Meadows For Monarchs
A Model and manual for pollinator conservation
The Meadows for Monarchs program started with our Butterfly Garden, a small, but effective planted area behind the Urban Ecology Center. As the natural habitat of butterflies is being altered and drastically reduced, gardens are needed to provide butterflies the resources they need throughout their annual cycle of reproduction and migration. The Butterfly Garden provides a selection of native plants that meets the needs and preferences of these beautiful insects. This space is managed by the Pinetree Garden Club.
With a little help from georgia power
Our Meadows for Monarchs program significantly expanded in 2014. A large amount of Blue Heron property runs along and underneath the high-tension power lines on Roswell Road. Before Blue Heron was here, trees were planted or grew up on their own under the power lines and Georgia Power would routinely prune them back, often leaving the trees severely disfigured.
To meet the needs of Georgia Power and our pollinators, Blue Heron proposed a partnership where the Preserve would take on management of the land underneath the power lines to create a meadow habitat - to ensure no trees would grow in the area but also to provide useful foraging space for bees, butterflies, birds, moths, beetles, wasps, and others. The relationship started with Georgia Power on a difficult foot when our native grass plantings under the power lines were completely mowed down. Now a wonderful partnership has formed to remove the old disfigured trees that interrupt the power flow through the lines. They are being replaced with a corridor of native grasses and flowering plants like milkweed targeted to monarchs migrating through the area each year.
Our goal is to share our experience in creating healthy native pollinator habitat through the development of the Meadows for Monarchs Manual. More information coming soon.
Blue Heron’s butterfly garden was certified as a Monarch Waystation by Monarch Watch, a conservation program of The University of Kansas. Each fall hundreds of millions of monarchs migrate from the United States and Canada to overwintering areas in Mexico and California.
This monarch migration is considered one of the world’s greatest natural wonders. Blue Heron is proud to help assure the continuation of the monarch migration in North America. As a Monarch Waystation, the garden must provide milkweed, other nectar plants and shelter.
There are many readily available plants which attract butterflies. Some of Blue Heron’s favorites include blanket flower, joe pye weed, verbena, purple coneflower, bee balm, rudbekia, zinnias, and of course milkweed.

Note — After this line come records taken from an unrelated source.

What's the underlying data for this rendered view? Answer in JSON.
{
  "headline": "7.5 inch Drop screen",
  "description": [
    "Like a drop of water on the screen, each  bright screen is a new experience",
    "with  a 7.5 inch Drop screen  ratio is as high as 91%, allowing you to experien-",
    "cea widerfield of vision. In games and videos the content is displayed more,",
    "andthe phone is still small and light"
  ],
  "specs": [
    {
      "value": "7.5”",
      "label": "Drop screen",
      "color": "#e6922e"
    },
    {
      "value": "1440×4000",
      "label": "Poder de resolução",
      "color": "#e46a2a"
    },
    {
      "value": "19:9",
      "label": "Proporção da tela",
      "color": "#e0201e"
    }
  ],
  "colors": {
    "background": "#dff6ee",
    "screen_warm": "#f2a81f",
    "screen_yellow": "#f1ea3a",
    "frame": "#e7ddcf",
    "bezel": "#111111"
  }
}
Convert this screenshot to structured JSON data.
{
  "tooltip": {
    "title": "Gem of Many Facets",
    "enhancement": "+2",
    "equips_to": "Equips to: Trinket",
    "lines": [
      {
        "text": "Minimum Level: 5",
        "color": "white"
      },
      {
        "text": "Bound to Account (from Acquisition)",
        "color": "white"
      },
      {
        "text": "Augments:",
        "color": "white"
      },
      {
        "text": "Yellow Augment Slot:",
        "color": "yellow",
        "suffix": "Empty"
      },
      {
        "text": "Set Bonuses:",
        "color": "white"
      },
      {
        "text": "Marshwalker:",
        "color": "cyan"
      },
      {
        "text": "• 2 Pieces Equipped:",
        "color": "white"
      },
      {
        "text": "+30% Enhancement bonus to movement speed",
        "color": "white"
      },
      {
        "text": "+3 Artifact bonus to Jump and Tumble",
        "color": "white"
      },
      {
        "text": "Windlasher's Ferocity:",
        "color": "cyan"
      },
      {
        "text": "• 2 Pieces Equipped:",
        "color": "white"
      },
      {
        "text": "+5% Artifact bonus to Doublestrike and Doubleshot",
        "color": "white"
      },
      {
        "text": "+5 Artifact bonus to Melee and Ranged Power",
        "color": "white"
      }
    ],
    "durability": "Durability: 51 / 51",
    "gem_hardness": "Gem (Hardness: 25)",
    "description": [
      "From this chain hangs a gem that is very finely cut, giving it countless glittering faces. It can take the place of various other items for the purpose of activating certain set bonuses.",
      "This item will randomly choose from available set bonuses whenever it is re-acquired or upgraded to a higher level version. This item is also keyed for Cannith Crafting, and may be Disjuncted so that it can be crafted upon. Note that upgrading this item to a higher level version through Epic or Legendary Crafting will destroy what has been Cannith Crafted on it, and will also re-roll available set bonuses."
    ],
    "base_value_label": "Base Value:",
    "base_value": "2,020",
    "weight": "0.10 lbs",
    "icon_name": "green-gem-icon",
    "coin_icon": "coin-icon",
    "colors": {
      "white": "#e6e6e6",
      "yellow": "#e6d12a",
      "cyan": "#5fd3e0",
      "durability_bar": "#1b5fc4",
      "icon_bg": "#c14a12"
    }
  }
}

Consider adding some of these plants to your garden and join Blue Heron Nature Preserve in supporting butterfly conservation!